Dataset rows for apps and sites
=-=-=-=-=

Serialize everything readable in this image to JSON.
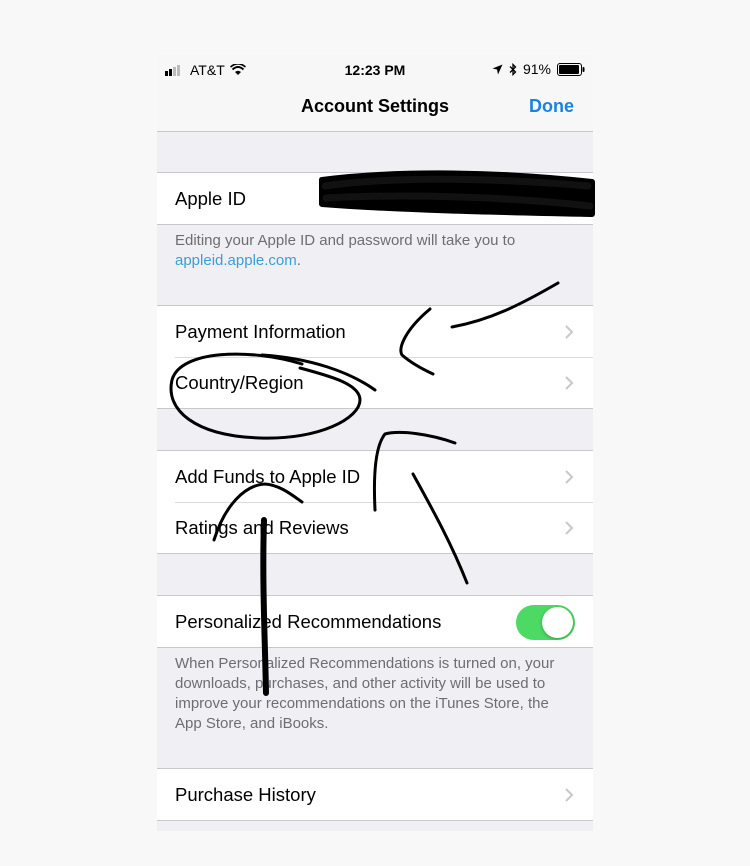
{
  "status_bar": {
    "carrier": "AT&T",
    "time": "12:23 PM",
    "battery": "91%",
    "icons": [
      "signal-icon",
      "wifi-icon",
      "location-icon",
      "bluetooth-icon",
      "battery-icon"
    ]
  },
  "nav": {
    "title": "Account Settings",
    "done_label": "Done"
  },
  "apple_id": {
    "label": "Apple ID",
    "note_text": "Editing your Apple ID and password will take you to",
    "note_link": "appleid.apple.com",
    "note_end": "."
  },
  "group2": {
    "payment": "Payment Information",
    "country": "Country/Region"
  },
  "group3": {
    "add_funds": "Add Funds to Apple ID",
    "ratings": "Ratings and Reviews"
  },
  "recommendations": {
    "label": "Personalized Recommendations",
    "enabled": true,
    "note": "When Personalized Recommendations is turned on, your downloads, purchases, and other activity will be used to improve your recommendations on the iTunes Store, the App Store, and iBooks."
  },
  "history": {
    "label": "Purchase History"
  },
  "colors": {
    "accent": "#1a82e0",
    "toggle_on": "#4cd964",
    "link": "#3b9fd6",
    "background": "#efeff4"
  }
}
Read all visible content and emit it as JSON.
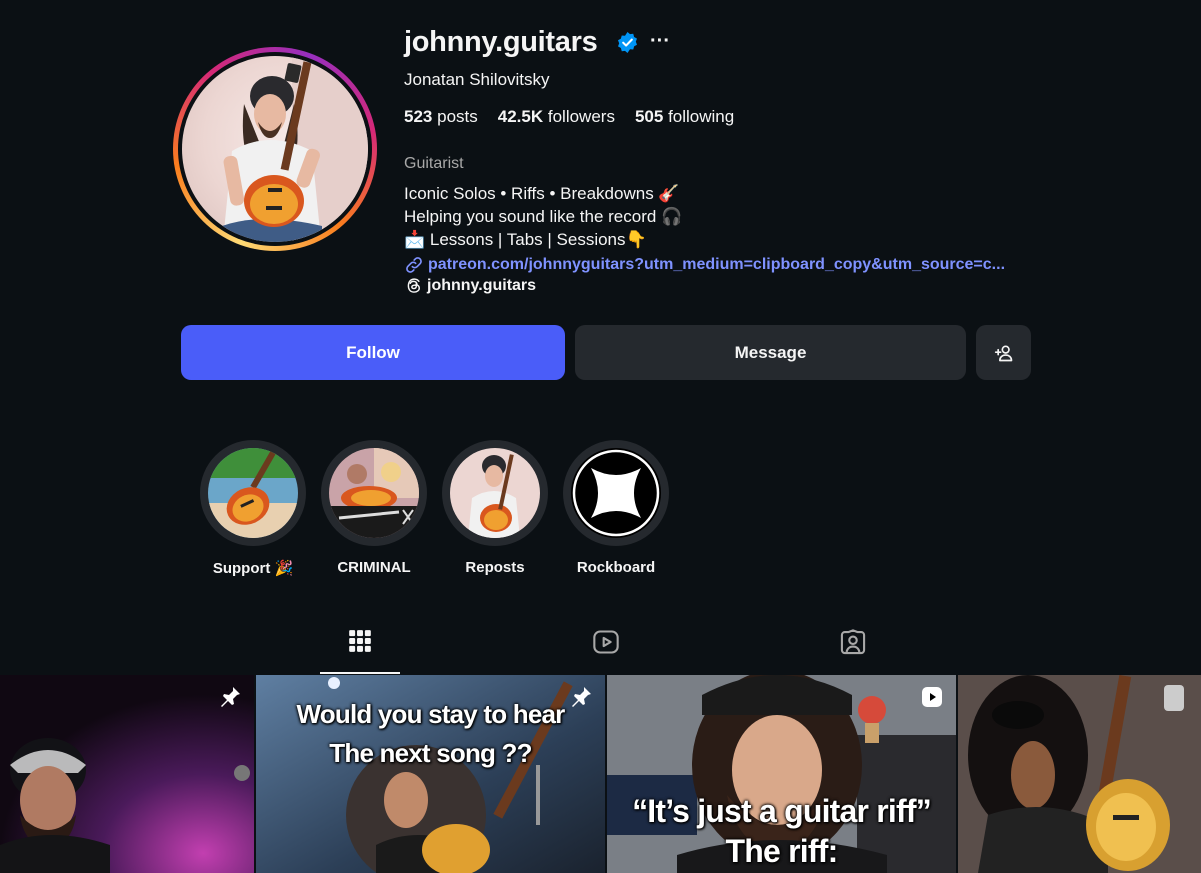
{
  "profile": {
    "username": "johnny.guitars",
    "full_name": "Jonatan Shilovitsky",
    "stats": {
      "posts_count": "523",
      "posts_label": "posts",
      "followers_count": "42.5K",
      "followers_label": "followers",
      "following_count": "505",
      "following_label": "following"
    },
    "category": "Guitarist",
    "bio_lines": [
      "Iconic Solos • Riffs • Breakdowns 🎸",
      "Helping you sound like the record 🎧",
      "📩 Lessons | Tabs | Sessions👇"
    ],
    "link": "patreon.com/johnnyguitars?utm_medium=clipboard_copy&utm_source=c...",
    "threads_handle": "johnny.guitars"
  },
  "actions": {
    "follow_label": "Follow",
    "message_label": "Message"
  },
  "highlights": [
    {
      "label": "Support 🎉"
    },
    {
      "label": "CRIMINAL"
    },
    {
      "label": "Reposts"
    },
    {
      "label": "Rockboard"
    }
  ],
  "posts": [
    {
      "caption": ""
    },
    {
      "caption_line1": "Would you stay to hear",
      "caption_line2": "The next song ??"
    },
    {
      "caption_line1": "“It’s just a guitar riff”",
      "caption_line2": "The riff:"
    },
    {
      "caption": ""
    }
  ],
  "icons": {
    "verified": "verified-badge-icon",
    "more": "more-options-icon",
    "link": "link-icon",
    "threads": "threads-icon",
    "add_user": "add-user-icon",
    "grid": "grid-icon",
    "reels": "reels-icon",
    "tagged": "tagged-icon",
    "pin": "pin-icon",
    "reel_badge": "reel-badge-icon"
  },
  "colors": {
    "background": "#0b1014",
    "follow_button": "#4a5df9",
    "secondary_button": "#25292e",
    "link": "#7f92ff",
    "verified": "#0095f6"
  }
}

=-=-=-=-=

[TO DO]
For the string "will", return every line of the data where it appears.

[TASK ANSWER]
    "note_text": "Editing your Apple ID and password will take you to",
    "note": "When Personalized Recommendations is turned on, your downloads, purchases, and other activity will be used to improve your recommendations on the iTunes Store, the App Store, and iBooks."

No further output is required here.